Task objective →
Could you please reproduce every record below exactly, leaving out the pictures?

Source records:
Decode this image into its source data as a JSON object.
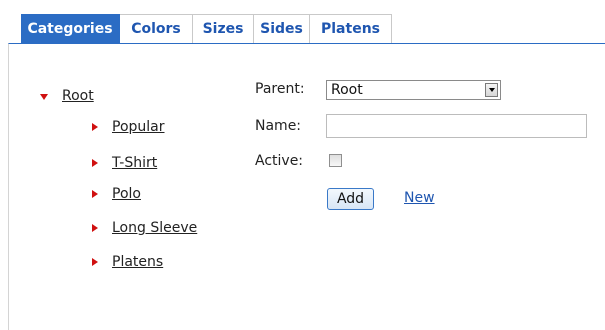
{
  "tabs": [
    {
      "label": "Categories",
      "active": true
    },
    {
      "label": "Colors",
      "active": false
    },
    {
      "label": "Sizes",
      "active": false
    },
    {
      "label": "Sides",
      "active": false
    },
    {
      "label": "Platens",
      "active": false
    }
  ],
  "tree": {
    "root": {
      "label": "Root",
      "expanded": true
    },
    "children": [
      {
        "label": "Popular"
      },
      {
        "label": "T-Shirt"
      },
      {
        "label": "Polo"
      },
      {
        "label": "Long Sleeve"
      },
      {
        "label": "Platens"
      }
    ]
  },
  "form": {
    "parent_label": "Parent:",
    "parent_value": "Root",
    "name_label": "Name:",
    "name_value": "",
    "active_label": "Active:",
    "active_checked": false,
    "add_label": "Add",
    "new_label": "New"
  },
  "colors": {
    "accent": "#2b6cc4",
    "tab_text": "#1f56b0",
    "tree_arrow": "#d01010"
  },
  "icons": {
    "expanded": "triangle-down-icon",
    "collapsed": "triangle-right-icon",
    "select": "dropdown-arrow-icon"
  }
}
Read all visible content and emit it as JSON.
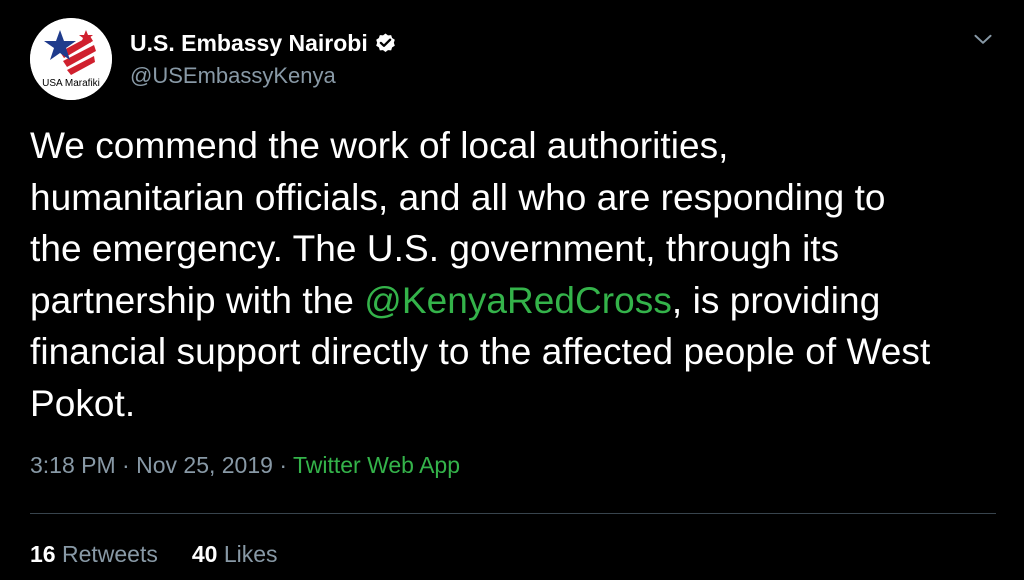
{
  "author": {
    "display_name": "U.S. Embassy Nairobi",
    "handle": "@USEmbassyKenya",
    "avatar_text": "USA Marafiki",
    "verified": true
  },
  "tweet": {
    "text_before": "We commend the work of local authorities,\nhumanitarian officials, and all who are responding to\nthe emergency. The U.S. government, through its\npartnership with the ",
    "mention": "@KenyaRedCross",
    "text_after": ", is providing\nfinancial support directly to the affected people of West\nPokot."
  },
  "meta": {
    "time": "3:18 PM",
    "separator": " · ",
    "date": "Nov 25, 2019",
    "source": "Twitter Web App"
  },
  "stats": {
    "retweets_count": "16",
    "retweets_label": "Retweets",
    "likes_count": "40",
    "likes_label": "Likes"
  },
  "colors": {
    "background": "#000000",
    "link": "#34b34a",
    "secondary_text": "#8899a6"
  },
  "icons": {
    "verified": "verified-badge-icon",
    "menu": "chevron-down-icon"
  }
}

Answer box →
Decode this image into its source data as a JSON object.
{
  "tabs": [
    {
      "label": "Categories",
      "active": true
    },
    {
      "label": "Colors",
      "active": false
    },
    {
      "label": "Sizes",
      "active": false
    },
    {
      "label": "Sides",
      "active": false
    },
    {
      "label": "Platens",
      "active": false
    }
  ],
  "tree": {
    "root": {
      "label": "Root",
      "expanded": true
    },
    "children": [
      {
        "label": "Popular"
      },
      {
        "label": "T-Shirt"
      },
      {
        "label": "Polo"
      },
      {
        "label": "Long Sleeve"
      },
      {
        "label": "Platens"
      }
    ]
  },
  "form": {
    "parent_label": "Parent:",
    "parent_value": "Root",
    "name_label": "Name:",
    "name_value": "",
    "active_label": "Active:",
    "active_checked": false,
    "add_label": "Add",
    "new_label": "New"
  },
  "colors": {
    "accent": "#2b6cc4",
    "tab_text": "#1f56b0",
    "tree_arrow": "#d01010"
  },
  "icons": {
    "expanded": "triangle-down-icon",
    "collapsed": "triangle-right-icon",
    "select": "dropdown-arrow-icon"
  }
}
Read all visible content and emit it as JSON.
{
  "author": {
    "display_name": "U.S. Embassy Nairobi",
    "handle": "@USEmbassyKenya",
    "avatar_text": "USA Marafiki",
    "verified": true
  },
  "tweet": {
    "text_before": "We commend the work of local authorities,\nhumanitarian officials, and all who are responding to\nthe emergency. The U.S. government, through its\npartnership with the ",
    "mention": "@KenyaRedCross",
    "text_after": ", is providing\nfinancial support directly to the affected people of West\nPokot."
  },
  "meta": {
    "time": "3:18 PM",
    "separator": " · ",
    "date": "Nov 25, 2019",
    "source": "Twitter Web App"
  },
  "stats": {
    "retweets_count": "16",
    "retweets_label": "Retweets",
    "likes_count": "40",
    "likes_label": "Likes"
  },
  "colors": {
    "background": "#000000",
    "link": "#34b34a",
    "secondary_text": "#8899a6"
  },
  "icons": {
    "verified": "verified-badge-icon",
    "menu": "chevron-down-icon"
  }
}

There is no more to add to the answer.